Friday, October 26, 2007

Never Give Up Hope

No doubt in response to my recent Danny Arnold post, Sony/Columbia is going to release the second season of Barney Miller four years after the first (not very good) season came out.

The show was still finding itself in the second season -- including its various, never-quite-successful attempts to come up with a regular female character -- but it was a lot better than the first season, and it mostly abandoned the first season's attempts to focus on Barney's home life. Also the second season saw the arrival of the three writers who, along with Danny Arnold, would do the most to set the style of the series: Reinhold Weege (later created Night Court), Tom Reeder (prolific freelancer) and Tony Sheehan (executive-produced King of Queens and... er... Mr. Belvedere).

One problem the first season had was that it used a format Arnold clearly wasn't comfortable with, the videotaped studio-audience format that All in the Family had popularized. (The unsold pilot of Barney Miller was shot single-camera on film.) To succeed in that format you traditionally need hard jokes that can make a studio audience roar, and Barney Miller probably had fewer hard jokes than any sitcom ever: half the time the punchlines were barely even jokes at all, just wry little character-based lines. (Dietrich, who makes his first appearance this season in the first of the "Fish" backdoor pilots, was the king of this kind of line: he says things deadpan, leaving whoever he's talking with to wonder if he's joking or not.) The first season sometimes didn't know if it wanted to be Barney Miller or the kind of broader, louder show that a videotaped sitcom is expected to be. By the second season the staff was more comfortable doing their own kind of humor, though you can sometimes hear that the studio audience doesn't get it (which may be another reason why they ditched the audience a couple of years later).

Now, the question is, when will Sony to put out the third season? 2025?

2 comments:

Anthony Strand said...

Yeah, that's great news. I was one of those people who didn't get the first season because it isn't that good, and I've been feeling guilty all this time. I'll get season two for sure.

John said...

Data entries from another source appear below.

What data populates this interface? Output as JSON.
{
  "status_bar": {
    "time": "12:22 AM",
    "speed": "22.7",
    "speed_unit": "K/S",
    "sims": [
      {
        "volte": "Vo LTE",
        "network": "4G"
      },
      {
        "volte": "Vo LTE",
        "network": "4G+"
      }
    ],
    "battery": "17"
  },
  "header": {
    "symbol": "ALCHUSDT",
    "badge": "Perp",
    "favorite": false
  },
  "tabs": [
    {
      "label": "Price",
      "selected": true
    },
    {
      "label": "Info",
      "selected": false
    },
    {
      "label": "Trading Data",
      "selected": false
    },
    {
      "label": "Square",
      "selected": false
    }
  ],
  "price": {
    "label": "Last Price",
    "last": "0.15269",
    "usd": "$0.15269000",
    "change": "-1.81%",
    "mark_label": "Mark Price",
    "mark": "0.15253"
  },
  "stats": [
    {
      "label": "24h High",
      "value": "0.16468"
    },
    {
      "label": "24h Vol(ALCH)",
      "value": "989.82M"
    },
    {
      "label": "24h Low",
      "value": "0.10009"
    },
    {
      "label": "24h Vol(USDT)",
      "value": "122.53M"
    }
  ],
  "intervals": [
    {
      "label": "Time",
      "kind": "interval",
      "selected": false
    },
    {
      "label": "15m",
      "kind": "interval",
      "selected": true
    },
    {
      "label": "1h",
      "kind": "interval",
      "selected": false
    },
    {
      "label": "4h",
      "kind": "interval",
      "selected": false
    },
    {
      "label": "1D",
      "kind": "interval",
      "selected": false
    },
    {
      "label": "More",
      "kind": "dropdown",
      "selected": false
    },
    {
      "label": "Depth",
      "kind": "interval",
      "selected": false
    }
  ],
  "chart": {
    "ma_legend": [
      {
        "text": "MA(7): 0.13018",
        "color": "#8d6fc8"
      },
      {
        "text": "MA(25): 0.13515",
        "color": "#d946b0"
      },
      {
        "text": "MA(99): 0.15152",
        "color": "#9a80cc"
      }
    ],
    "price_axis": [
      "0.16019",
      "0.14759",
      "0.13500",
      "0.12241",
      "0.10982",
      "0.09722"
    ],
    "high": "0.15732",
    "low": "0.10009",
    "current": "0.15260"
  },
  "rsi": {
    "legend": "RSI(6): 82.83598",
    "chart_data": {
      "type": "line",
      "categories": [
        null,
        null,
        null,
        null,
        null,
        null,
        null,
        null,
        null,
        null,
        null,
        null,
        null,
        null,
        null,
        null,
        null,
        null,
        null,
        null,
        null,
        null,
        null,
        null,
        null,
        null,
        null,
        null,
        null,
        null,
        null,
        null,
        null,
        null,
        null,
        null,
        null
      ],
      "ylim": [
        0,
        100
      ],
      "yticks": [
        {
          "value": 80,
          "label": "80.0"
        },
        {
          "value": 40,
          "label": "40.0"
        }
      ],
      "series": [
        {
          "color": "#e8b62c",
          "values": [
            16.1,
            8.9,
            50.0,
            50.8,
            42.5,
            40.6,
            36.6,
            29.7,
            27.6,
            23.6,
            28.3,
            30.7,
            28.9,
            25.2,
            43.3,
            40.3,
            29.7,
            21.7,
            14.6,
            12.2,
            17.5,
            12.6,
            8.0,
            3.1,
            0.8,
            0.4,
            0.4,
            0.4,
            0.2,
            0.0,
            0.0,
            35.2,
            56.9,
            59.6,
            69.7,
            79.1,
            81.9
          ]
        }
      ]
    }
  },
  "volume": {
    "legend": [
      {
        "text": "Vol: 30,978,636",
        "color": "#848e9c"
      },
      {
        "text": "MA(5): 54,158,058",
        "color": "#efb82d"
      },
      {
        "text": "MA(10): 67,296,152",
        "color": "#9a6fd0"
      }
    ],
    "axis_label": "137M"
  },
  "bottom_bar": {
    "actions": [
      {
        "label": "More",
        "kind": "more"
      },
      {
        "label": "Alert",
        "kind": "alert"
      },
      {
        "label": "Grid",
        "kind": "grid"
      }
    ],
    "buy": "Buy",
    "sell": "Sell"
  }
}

What's more amazing is Arnold was able to make "Barney Miller" more cerebral (for want of a better term) at the same time Fred Silverman was arriving at ABC and giving the network its first-ever No. 1 ranking by basically dumbing-down the prime-time line-up, both in the sitcom and drama shows (Arnold was able to survive Fred's penchant for spin-offs, when he decided Abe Vigoda's character could carry a series on his own, but other than that Silverman seems to have allowed Danny to run the show his way).